Oh man. I mean… Let’s just…I don't know. Maybe, lets just take a moment.
Ok, now that I’ve had that moment, lets get into the game. James Harden was brilliant once again. Dwight Howard showed just how tough he was and turned in a marvelous performance. Other than that, the Rockets were more than up and down as a team. Especially on defense. It’s one thing to force a shooter into a tough or contested shot. The Warriors did a lot of that to James Harden in Game 1 but he made shots anyways. In Game 2, the Rockets decided they didn't want to guard anyone, ever. They let the MVP, Stephen Curry, get 3 wide open threes in the first quarter. And I mean wide open. Here, look.
The Rockets in general had no idea what they were doing on defense. Harden unnecessarily helped while he was one man away and the lack of good communication and switching led to another Curry open look. Look at how the off-ball defenders lose their man. Here, Brewer gets caught snoozing and allows Shaun Livingston to cut to the basket for a dunk.
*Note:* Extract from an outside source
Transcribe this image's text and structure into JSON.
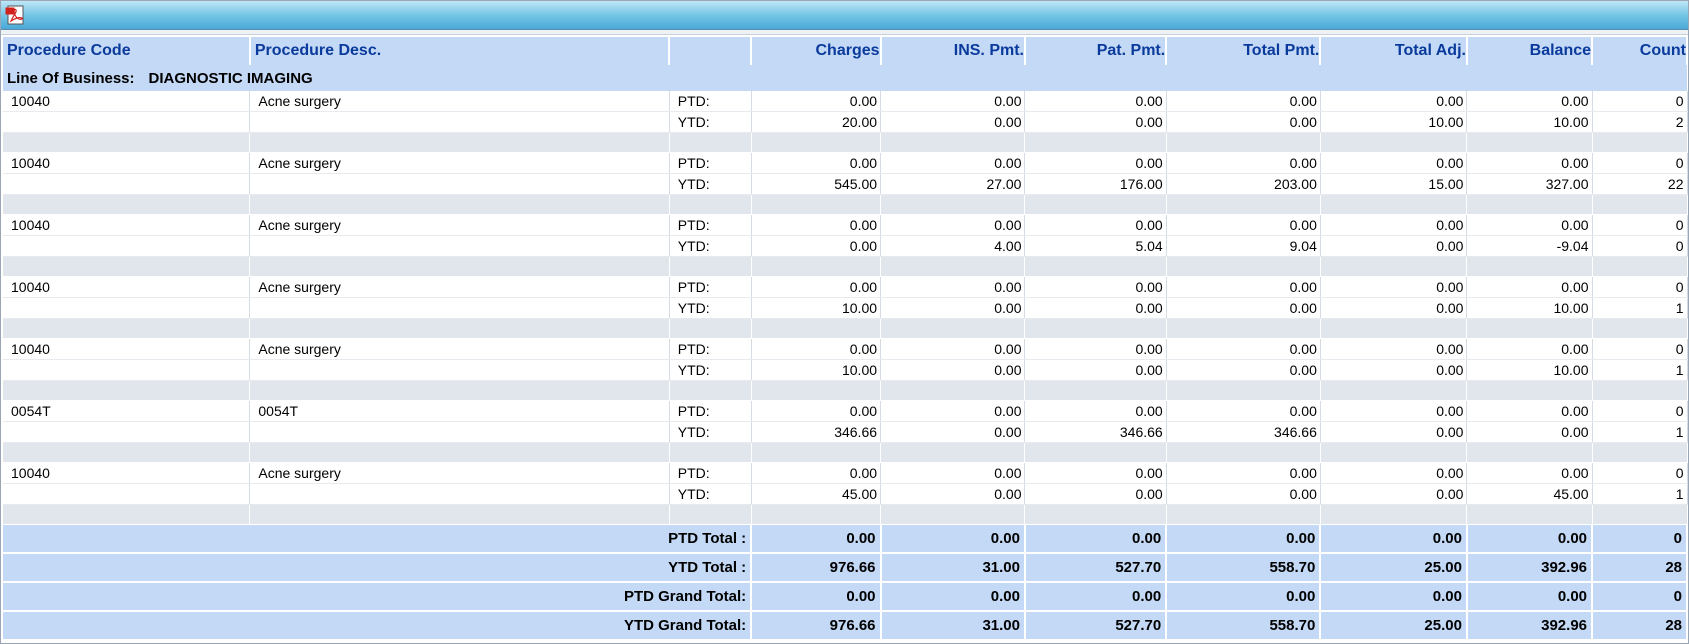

On offense the Rockets also employed a very dangerous strategy. They fed Josh Smith early and often. I know Houston needs their role players to have a chance against Golden State, but this was just irresponsible. Smith took seven of the Rockets first 13 shots while managing to make just two of them. Meanwhile, Harden was running up and down the floor getting in some light cardio. Not like Harden is an elite scorer or anything.
The Rockets offense gets easier for everyone else when Harden is the focal point, not when he is standing around doing nothing. Harden was 2-4 from the field and 3-3 from the line in the first quarter but could have had so much more had it not been for Smith. The Warriors switched every pick and roll that Harden was in except ones that Andew Bogut was involved in. With a hobbled Howard, it makes it tough to run this over and over, but Bogut dropping into the lane allows more room for Harden to operate. A healthy Dwight and healthy dose of Dwight/Beard pick and rolls could keep the Rockets from falling behind in Game 3.
The one saving grace for the Rockets was the Warriors' sloppy play. Golden State turned it over seven times in the first frame that led to 11 Houston points and allowed them to keep it within striking distance. And in the second quarter, strike they did.
After allowing the Warriors lead to balloon to 17, The Breakfast Defector led the Rockets on a 26-3 run to end the half. He scored 12 points and assisted on three other baskets that led to seven more points. The Rockets also decided to dial up the defense. Curry took only one three-pointer in the second quarter, scoring just two points after having 15 in the first quarter. After not being able to figure out how to switch, the Rockets all of sudden got it together and forced the Warriors away from their strengths. When all was said and done, the first half ended the way it started, all tied up.
In the third quarter Kevin McHale got desperate and went to Nick Johnson. While Johnson has barely played in the playoffs, he managed to do something none of the other Rockets could or would do, find Curry on the perimeter. Twice, late in the third quarter, Johnson closed out hard on Curry. One possession ended in a Curry offensive foul and the other in a Curry missed three. Had the rest of the Rockets been able to do this all game, maybe we see a different outcome.
While Harden was great the entire game, McHale was not. McHale let Smith hijack the offense and almost destroy Harden’s heroics. Smith continued to put up horrible shots, including one possession where he was the only player to touch it, resulting in a missed step-back three as the shot clock expired. Smith shot just as poorly in the second half, going 2-6. He finished with a plus/minus of -9, third worst for the Rockets. It may sound dumb, but the Rockets have to outscore the Warriors but they can’t just outscore the Warriors.
One adjustment that McHale made that paid dividends was trapping Curry. The biggest benefit of this came with under a minute left as a Corey Brewer/Terrence Jones trap led to an eight-second violation. The Rockets then got a Harden-to-Howard lob and cut the lead to one. While they can’t trap Curry every possession, it is a tactic that can be useful when timed right and used as a change of coverage.
The Rockets had a chance to win it in the end, but Harden couldn't get a shot off between a Curry and Thompson double team. There are tough losses like Game 1 and then there are heart-breaking losses that haunt you forever. If the Rockets can’t come back in the series, this is going to be one of those losses.